June 24, 2016
Procrastination + Transparent office design + That Brexit thing 0
In this week’s Newsletter; Sathesh Alagappan outlines the impact on UK employment law following the Brexit vote; Mark Eltringham looks at taking transparent office design to new extremes; and why, according to Dr Piers Steel, this is the golden age of procrastination. Over a third of jobs in the tech and creative sector found within the Capital; a lack of trust precludes employees from donning wearables in the workplace; and new liability rules for the automated workforce of sophisticated ‘smart’ robots. News that 15 percent of organisations in the UK don’t place any focus on the mental health and wellbeing of employees; small firms more likely to adopt virtual working and both UK and US staff routinely work beyond their contracted hours. You can download our Insight Briefing, produced in partnership with Connection, on the boundless office; visit our new events page, follow us on Twitter and join our LinkedIn Group to discuss these and other stories.
June 20, 2016
What happens when you take transparent office design to extremes 0
by Mark Eltringham • Case studies, Comment, Facilities management, Furniture, Workplace design
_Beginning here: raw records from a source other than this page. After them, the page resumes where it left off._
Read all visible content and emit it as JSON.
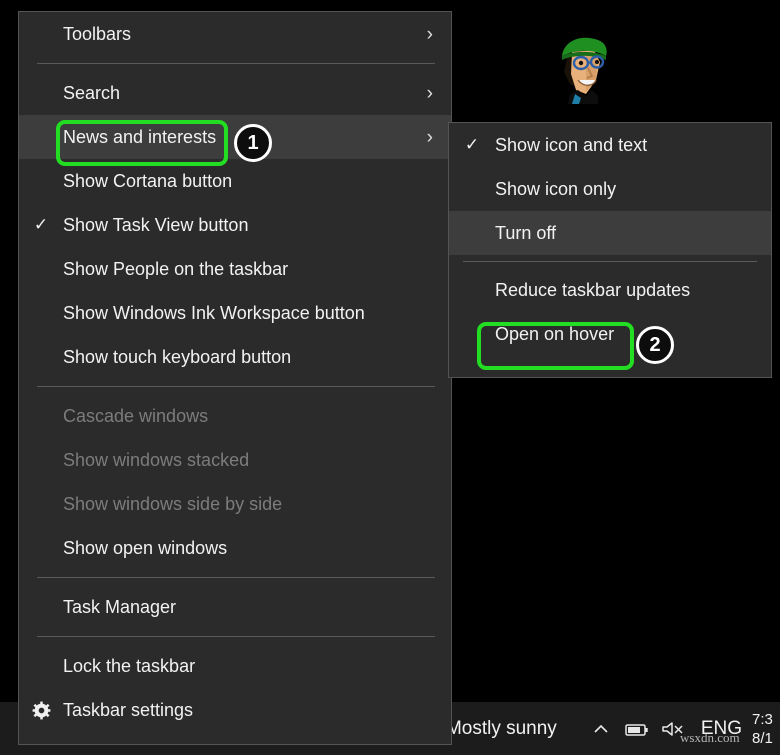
{
  "desktop": {
    "background_color": "#000000",
    "avatar_alt": "cartoon-character-green-cap"
  },
  "main_menu": {
    "name": "taskbar-context-menu",
    "items": [
      {
        "label": "Toolbars",
        "checked": false,
        "submenu": true,
        "disabled": false,
        "highlighted": false
      },
      {
        "separator": true
      },
      {
        "label": "Search",
        "checked": false,
        "submenu": true,
        "disabled": false,
        "highlighted": false
      },
      {
        "label": "News and interests",
        "checked": false,
        "submenu": true,
        "disabled": false,
        "highlighted": true
      },
      {
        "label": "Show Cortana button",
        "checked": false,
        "submenu": false,
        "disabled": false,
        "highlighted": false
      },
      {
        "label": "Show Task View button",
        "checked": true,
        "submenu": false,
        "disabled": false,
        "highlighted": false
      },
      {
        "label": "Show People on the taskbar",
        "checked": false,
        "submenu": false,
        "disabled": false,
        "highlighted": false
      },
      {
        "label": "Show Windows Ink Workspace button",
        "checked": false,
        "submenu": false,
        "disabled": false,
        "highlighted": false
      },
      {
        "label": "Show touch keyboard button",
        "checked": false,
        "submenu": false,
        "disabled": false,
        "highlighted": false
      },
      {
        "separator": true
      },
      {
        "label": "Cascade windows",
        "checked": false,
        "submenu": false,
        "disabled": true,
        "highlighted": false
      },
      {
        "label": "Show windows stacked",
        "checked": false,
        "submenu": false,
        "disabled": true,
        "highlighted": false
      },
      {
        "label": "Show windows side by side",
        "checked": false,
        "submenu": false,
        "disabled": true,
        "highlighted": false
      },
      {
        "label": "Show open windows",
        "checked": false,
        "submenu": false,
        "disabled": false,
        "highlighted": false
      },
      {
        "separator": true
      },
      {
        "label": "Task Manager",
        "checked": false,
        "submenu": false,
        "disabled": false,
        "highlighted": false
      },
      {
        "separator": true
      },
      {
        "label": "Lock the taskbar",
        "checked": false,
        "submenu": false,
        "disabled": false,
        "highlighted": false
      },
      {
        "label": "Taskbar settings",
        "checked": false,
        "submenu": false,
        "disabled": false,
        "highlighted": false,
        "icon": "gear-icon"
      }
    ]
  },
  "sub_menu": {
    "name": "news-and-interests-submenu",
    "items": [
      {
        "label": "Show icon and text",
        "checked": true,
        "highlighted": false
      },
      {
        "label": "Show icon only",
        "checked": false,
        "highlighted": false
      },
      {
        "label": "Turn off",
        "checked": false,
        "highlighted": true
      },
      {
        "separator": true
      },
      {
        "label": "Reduce taskbar updates",
        "checked": false,
        "highlighted": false
      },
      {
        "label": "Open on hover",
        "checked": false,
        "highlighted": false
      }
    ]
  },
  "taskbar": {
    "weather_text": "Mostly sunny",
    "chevron_icon": "show-hidden-icons-chevron-up",
    "battery_icon": "battery-icon",
    "volume_icon": "volume-muted-icon",
    "language": "ENG",
    "clock_time": "7:3",
    "clock_date": "8/1"
  },
  "annotations": {
    "highlight_color": "#22dd22",
    "steps": [
      {
        "number": "1",
        "targets": "News and interests"
      },
      {
        "number": "2",
        "targets": "Open on hover"
      }
    ]
  },
  "watermark": {
    "text": "wsxdn.com"
  }
}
A rigid and unswerving adherence to a principle is rarely a good thing in the long run. This is perhaps doubly so when it comes to office design because the end result is often something that overlooks what offices are really for; namely giving human beings a place to go to be with one another. So, when you take a design dogma to extremes that ignore the human being that should be your core concern, you end up getting something like the office with no chairs, because ‘sitting is the new smoking’. Or you get the office made completely of glass because ‘transparency generates trust’. While it’s true that the Dutch firm MRVDV responsible for the refit of the building in Hong Kong has included some genuinely successful features, not least in the use of natural light and the environmental performance of the building, the interior itself is clearly the end product of meetings in which nobody felt comfortable telling everybody to knock it off.